The Incarnation is at the heart of the Gospel– not just that Jesus came
as the GodMan in bodily form,
as the ultimate sin-bearer,
as the Perfect High Priest offering Himself
as the Perfect Sacrifice for our sins.
Contrary to the belief of some, the two realities referred to in the title of this post are not identical.
But the discussion around a recent Boston Globe article reminds me of the saying from Jerry Taylor, a senior fellow at the Cato Institute, “Capitalism without the threat of bankruptcy is like Christianity without the threat of hell. It doesn’t work very well.” It may well be that capitalism without the threat of hell doesn’t work very well either.
For the mysterious dynamic of history resides in man’s choice of gods. In the service of his god — or gods (they may be legion) — a man expends his energies, commits his sacrifices, devotes his life. And history is made. Understand Communism, then, as a religion; or miss the secret of its power!

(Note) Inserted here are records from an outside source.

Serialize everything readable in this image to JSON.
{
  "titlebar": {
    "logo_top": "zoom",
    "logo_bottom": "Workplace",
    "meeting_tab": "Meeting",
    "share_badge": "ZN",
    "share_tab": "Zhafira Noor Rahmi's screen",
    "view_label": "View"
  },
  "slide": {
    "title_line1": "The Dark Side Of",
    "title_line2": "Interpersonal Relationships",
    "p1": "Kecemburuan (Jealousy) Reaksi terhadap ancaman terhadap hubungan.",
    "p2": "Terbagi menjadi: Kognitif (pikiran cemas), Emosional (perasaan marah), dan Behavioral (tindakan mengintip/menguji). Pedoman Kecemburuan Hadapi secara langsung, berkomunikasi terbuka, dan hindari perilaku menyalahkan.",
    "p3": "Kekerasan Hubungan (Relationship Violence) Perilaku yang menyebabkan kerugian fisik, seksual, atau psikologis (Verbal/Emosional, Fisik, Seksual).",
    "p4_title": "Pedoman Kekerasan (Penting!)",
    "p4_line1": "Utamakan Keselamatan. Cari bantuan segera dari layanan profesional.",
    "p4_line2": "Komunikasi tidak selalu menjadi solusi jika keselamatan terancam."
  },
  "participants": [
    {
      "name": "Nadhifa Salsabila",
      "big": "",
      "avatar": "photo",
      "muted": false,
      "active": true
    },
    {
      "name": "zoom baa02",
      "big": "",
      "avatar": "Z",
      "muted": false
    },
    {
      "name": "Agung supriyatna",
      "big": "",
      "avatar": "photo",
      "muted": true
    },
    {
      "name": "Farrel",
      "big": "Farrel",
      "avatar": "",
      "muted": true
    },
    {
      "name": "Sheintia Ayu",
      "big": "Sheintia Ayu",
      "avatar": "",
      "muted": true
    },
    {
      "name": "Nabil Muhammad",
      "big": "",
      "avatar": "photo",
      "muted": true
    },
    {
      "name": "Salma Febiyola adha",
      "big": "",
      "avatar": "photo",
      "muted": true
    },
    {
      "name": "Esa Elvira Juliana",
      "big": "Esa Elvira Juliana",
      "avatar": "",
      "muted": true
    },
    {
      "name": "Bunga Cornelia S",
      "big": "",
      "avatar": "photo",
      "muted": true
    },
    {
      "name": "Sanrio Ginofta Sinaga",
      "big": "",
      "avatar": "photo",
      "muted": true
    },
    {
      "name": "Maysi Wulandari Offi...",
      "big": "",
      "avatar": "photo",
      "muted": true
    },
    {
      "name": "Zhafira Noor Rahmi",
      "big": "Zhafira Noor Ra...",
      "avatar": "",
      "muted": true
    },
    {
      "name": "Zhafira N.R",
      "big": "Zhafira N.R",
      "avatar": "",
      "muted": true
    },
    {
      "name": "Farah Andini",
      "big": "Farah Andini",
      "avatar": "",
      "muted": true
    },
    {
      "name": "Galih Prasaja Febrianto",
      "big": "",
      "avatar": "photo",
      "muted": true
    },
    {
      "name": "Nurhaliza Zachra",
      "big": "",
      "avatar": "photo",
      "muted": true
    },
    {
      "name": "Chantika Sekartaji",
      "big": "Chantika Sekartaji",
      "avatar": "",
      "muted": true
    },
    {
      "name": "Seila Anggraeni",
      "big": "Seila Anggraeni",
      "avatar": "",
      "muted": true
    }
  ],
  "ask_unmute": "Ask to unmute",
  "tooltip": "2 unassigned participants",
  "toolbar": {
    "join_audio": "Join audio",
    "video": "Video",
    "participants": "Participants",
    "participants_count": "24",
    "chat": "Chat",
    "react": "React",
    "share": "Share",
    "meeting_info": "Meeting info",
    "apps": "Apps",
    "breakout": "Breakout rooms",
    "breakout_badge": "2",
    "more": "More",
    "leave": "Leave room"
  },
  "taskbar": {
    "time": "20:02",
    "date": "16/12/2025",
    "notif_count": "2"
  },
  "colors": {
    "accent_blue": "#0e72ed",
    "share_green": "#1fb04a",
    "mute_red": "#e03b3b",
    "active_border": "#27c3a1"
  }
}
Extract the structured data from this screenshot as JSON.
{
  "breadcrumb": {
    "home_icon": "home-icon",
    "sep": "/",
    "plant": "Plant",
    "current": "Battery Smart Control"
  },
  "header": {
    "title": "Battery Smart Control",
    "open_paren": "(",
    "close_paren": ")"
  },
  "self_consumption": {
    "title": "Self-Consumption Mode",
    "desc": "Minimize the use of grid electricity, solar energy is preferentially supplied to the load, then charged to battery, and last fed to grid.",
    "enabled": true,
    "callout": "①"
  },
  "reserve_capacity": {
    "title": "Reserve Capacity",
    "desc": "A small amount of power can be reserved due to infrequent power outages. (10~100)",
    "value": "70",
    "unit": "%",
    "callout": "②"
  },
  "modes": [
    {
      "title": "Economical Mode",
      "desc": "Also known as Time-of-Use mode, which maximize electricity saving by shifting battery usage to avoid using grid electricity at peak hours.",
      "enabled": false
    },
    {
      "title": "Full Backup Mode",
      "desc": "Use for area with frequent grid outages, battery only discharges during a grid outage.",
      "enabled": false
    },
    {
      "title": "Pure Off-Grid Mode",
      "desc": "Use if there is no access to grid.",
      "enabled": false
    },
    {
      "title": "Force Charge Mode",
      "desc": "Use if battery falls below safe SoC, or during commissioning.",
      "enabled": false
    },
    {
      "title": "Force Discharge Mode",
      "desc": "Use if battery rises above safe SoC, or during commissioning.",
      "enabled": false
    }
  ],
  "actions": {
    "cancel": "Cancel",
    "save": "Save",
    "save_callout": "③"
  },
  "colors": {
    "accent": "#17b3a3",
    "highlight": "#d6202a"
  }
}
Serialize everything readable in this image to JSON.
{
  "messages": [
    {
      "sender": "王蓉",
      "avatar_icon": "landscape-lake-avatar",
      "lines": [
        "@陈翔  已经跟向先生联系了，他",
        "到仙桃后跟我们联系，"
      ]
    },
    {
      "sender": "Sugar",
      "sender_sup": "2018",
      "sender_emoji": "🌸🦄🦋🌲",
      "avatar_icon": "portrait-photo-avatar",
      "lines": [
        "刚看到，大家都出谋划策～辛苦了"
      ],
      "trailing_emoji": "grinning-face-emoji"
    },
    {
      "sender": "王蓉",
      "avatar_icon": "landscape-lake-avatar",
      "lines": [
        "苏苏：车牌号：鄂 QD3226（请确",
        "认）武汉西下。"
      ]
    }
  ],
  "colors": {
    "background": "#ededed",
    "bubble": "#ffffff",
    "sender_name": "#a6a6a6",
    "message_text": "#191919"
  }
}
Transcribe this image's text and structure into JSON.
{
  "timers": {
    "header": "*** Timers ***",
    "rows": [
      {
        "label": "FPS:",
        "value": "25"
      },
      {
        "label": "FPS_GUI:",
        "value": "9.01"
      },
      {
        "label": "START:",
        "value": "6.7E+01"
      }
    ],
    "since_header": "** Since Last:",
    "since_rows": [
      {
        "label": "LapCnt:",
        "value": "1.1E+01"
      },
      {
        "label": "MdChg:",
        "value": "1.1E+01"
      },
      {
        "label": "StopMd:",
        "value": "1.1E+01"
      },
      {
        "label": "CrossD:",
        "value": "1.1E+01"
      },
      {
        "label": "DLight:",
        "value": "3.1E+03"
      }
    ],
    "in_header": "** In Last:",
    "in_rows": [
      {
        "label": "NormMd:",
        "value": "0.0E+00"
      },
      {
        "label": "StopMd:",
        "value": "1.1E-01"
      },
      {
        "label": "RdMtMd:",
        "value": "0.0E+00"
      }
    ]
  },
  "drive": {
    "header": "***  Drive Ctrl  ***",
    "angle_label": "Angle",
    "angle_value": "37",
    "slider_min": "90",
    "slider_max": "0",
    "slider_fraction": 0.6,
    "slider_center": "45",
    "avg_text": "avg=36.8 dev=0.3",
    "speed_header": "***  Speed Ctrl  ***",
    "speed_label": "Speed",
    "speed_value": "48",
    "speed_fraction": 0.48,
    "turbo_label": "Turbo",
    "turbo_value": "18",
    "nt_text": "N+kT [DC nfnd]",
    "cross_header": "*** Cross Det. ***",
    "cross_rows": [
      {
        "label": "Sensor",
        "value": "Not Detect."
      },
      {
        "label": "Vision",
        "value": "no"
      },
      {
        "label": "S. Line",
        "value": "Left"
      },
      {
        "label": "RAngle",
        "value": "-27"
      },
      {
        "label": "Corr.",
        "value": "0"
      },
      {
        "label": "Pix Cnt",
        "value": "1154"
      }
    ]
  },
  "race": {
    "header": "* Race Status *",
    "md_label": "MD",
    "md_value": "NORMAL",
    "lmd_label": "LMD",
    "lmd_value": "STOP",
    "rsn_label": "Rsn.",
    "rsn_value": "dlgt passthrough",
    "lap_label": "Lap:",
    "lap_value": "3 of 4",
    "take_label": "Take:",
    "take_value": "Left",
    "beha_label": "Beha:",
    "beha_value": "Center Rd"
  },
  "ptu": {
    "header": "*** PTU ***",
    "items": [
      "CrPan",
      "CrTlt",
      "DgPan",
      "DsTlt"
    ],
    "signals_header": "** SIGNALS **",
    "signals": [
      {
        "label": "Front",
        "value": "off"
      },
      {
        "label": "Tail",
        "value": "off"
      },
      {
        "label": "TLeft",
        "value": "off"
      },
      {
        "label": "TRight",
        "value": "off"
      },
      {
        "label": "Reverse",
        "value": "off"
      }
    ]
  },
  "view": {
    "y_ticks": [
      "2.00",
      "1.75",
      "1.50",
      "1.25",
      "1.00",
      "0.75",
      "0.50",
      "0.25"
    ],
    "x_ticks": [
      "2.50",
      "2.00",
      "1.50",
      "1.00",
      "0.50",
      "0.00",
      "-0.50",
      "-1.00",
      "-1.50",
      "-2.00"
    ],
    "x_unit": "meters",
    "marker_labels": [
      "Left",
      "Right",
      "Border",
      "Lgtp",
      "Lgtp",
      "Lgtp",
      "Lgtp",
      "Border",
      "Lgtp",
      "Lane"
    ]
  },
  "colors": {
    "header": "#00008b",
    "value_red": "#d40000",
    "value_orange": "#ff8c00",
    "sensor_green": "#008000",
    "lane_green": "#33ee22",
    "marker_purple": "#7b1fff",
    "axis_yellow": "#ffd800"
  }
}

Grasp the nature of this new faith, and discern in contrast to it the God who alone can oppose its onward march; or misapprehend the character of the contest in which mankind is engaged, and misconceive our own historic task.
Kling’s analysis is worth reading, and he concludes that the divide between conservatives and libertarians has to do with respect (or lack thereof) for hierarchical authority. Kling does allow for the possibility of a “secular conservative…someone who respects the learning embodied in traditional values and beliefs, without assigning them a divine origin.”
The point has been made by outstanding thinkers like Stephen Carter and Richard John Neuhaus that the New York-Washington, D.C. establishment eats up left wing religion and declares it delicious. Give a radical a cross and we have activists bravely “speaking truth to power” and “speaking prophetically.” Put the cross in the hands of a conservative and suddenly secularism is the better course and church and state must be rigorously separated lest theocracy loom every closer.